### [TASK]
Scan the material below and copy every line holding the word "Total".

>>>

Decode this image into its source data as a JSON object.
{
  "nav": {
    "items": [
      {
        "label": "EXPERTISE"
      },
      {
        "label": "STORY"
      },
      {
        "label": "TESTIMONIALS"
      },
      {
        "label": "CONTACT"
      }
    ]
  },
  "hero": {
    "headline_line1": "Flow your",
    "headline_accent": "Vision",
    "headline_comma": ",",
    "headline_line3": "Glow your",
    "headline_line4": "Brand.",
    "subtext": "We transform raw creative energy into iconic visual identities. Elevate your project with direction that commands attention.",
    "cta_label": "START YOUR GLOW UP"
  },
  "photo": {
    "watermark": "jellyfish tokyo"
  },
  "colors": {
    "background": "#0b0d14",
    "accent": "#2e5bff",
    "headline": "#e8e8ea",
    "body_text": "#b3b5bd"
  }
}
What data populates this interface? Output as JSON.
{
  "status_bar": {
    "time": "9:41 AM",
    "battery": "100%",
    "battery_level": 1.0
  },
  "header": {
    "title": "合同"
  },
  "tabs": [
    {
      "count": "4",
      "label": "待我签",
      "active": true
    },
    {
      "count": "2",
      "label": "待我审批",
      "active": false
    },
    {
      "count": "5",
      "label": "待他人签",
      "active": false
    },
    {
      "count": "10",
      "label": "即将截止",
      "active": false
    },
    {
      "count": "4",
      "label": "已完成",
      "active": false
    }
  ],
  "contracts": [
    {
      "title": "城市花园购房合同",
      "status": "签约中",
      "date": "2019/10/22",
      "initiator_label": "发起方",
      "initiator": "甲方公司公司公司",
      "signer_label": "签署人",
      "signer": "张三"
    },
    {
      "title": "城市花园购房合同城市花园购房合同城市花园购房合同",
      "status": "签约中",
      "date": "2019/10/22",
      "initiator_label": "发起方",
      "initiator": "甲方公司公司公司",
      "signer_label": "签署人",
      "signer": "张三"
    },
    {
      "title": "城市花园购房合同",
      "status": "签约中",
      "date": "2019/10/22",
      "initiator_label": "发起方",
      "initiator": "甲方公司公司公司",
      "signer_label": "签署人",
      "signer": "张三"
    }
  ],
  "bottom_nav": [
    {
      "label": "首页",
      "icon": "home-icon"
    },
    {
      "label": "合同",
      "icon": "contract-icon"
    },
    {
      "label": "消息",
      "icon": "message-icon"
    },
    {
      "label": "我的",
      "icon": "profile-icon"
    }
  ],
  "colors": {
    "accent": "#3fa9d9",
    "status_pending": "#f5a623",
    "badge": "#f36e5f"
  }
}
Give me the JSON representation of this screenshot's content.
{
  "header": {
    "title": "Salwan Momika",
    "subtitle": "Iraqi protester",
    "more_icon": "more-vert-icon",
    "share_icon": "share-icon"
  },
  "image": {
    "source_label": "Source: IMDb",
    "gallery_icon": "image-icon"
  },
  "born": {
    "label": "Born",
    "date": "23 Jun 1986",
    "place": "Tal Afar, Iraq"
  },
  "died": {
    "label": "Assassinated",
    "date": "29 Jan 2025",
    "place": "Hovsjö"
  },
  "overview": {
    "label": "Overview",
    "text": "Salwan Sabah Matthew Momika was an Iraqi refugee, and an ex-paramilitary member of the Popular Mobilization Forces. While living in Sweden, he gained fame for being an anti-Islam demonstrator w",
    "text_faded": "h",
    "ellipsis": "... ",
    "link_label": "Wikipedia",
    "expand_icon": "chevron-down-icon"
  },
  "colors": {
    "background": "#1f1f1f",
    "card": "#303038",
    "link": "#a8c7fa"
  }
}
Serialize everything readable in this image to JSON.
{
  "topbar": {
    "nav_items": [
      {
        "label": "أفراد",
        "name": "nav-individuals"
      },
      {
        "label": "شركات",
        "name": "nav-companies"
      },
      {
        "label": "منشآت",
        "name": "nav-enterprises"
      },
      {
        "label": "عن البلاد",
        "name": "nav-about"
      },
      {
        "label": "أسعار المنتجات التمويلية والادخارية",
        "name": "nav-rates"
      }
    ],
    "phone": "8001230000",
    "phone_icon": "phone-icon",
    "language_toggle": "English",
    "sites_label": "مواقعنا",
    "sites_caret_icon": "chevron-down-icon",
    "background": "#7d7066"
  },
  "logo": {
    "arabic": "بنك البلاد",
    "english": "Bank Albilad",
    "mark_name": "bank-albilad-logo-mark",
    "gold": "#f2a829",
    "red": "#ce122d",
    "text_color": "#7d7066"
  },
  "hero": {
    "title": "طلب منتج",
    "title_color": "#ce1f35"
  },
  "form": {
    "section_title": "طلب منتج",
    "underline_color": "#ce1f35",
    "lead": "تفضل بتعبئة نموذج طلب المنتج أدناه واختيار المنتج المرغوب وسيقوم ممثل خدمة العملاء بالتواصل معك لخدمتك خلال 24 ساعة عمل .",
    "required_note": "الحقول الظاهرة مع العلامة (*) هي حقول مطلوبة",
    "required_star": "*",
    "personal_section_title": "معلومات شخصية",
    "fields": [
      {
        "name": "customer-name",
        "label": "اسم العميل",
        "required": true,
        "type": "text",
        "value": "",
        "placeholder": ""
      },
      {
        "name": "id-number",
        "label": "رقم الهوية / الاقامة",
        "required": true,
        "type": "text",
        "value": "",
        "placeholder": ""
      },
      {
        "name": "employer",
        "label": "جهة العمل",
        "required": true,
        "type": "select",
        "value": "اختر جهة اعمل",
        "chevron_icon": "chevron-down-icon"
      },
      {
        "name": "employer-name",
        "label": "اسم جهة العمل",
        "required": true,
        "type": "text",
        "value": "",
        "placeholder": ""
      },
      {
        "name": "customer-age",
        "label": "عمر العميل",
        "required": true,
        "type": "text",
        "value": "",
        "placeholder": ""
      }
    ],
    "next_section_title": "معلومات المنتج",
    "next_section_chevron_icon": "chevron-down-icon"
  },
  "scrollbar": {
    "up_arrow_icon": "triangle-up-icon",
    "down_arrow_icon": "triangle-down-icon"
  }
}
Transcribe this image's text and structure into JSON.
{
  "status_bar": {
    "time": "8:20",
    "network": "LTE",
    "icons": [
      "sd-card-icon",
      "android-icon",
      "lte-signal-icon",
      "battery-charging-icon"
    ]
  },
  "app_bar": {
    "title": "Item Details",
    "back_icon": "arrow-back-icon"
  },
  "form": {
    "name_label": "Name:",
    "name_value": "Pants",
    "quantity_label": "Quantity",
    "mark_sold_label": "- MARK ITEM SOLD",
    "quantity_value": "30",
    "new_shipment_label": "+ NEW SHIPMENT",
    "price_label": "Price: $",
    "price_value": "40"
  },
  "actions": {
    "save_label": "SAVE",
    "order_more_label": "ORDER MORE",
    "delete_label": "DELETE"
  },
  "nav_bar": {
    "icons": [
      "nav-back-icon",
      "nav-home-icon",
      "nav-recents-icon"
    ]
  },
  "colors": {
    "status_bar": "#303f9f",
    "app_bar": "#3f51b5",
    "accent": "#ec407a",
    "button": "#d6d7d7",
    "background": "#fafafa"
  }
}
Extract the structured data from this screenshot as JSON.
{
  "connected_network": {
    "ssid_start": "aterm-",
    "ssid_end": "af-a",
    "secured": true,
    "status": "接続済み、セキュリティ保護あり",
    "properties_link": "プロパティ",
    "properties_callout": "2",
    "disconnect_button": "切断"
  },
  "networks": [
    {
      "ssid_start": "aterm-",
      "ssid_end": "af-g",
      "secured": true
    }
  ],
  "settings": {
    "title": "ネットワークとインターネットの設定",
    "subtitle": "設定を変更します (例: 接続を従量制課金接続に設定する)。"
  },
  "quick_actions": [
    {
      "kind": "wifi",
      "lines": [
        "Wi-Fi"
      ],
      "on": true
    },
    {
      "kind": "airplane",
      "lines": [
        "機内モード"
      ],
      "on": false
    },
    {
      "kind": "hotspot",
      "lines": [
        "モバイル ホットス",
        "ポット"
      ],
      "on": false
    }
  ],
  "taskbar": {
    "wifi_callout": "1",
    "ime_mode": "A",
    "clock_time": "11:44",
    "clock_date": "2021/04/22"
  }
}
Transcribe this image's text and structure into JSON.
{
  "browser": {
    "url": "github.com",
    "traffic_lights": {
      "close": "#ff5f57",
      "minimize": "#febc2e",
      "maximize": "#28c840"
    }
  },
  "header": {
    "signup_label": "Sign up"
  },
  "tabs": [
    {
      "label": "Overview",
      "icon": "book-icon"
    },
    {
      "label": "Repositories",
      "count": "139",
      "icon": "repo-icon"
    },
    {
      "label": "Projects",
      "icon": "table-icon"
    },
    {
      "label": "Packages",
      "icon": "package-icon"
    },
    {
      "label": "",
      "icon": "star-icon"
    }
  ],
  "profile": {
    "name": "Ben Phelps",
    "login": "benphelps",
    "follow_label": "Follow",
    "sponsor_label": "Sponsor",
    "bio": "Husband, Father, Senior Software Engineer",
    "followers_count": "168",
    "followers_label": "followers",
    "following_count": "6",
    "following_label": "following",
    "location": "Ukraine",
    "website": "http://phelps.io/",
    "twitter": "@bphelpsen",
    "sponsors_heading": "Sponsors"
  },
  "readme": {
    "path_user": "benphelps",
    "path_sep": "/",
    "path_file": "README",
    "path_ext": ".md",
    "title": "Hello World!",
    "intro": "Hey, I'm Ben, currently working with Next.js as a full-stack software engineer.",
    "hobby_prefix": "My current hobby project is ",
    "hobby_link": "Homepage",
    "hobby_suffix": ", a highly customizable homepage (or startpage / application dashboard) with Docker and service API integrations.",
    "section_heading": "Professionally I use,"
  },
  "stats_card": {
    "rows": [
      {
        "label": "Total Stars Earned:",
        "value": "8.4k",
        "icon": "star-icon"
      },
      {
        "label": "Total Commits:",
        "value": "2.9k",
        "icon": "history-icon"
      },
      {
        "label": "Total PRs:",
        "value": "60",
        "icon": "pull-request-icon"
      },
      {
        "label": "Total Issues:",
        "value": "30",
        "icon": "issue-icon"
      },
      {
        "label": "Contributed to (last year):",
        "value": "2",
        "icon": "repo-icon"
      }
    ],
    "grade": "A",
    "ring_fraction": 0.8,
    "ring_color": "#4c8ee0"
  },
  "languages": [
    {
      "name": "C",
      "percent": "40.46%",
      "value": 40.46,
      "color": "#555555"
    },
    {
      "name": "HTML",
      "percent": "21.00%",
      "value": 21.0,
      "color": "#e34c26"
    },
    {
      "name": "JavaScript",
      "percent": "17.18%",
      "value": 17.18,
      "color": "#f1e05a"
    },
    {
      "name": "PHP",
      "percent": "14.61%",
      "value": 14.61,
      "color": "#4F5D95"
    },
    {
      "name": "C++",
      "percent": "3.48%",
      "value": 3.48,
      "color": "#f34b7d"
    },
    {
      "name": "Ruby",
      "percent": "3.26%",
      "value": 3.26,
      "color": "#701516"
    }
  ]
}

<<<

### [EXERCISE SOLUTION]
        "label": "Total Stars Earned:",
        "label": "Total Commits:",
        "label": "Total PRs:",
        "label": "Total Issues:",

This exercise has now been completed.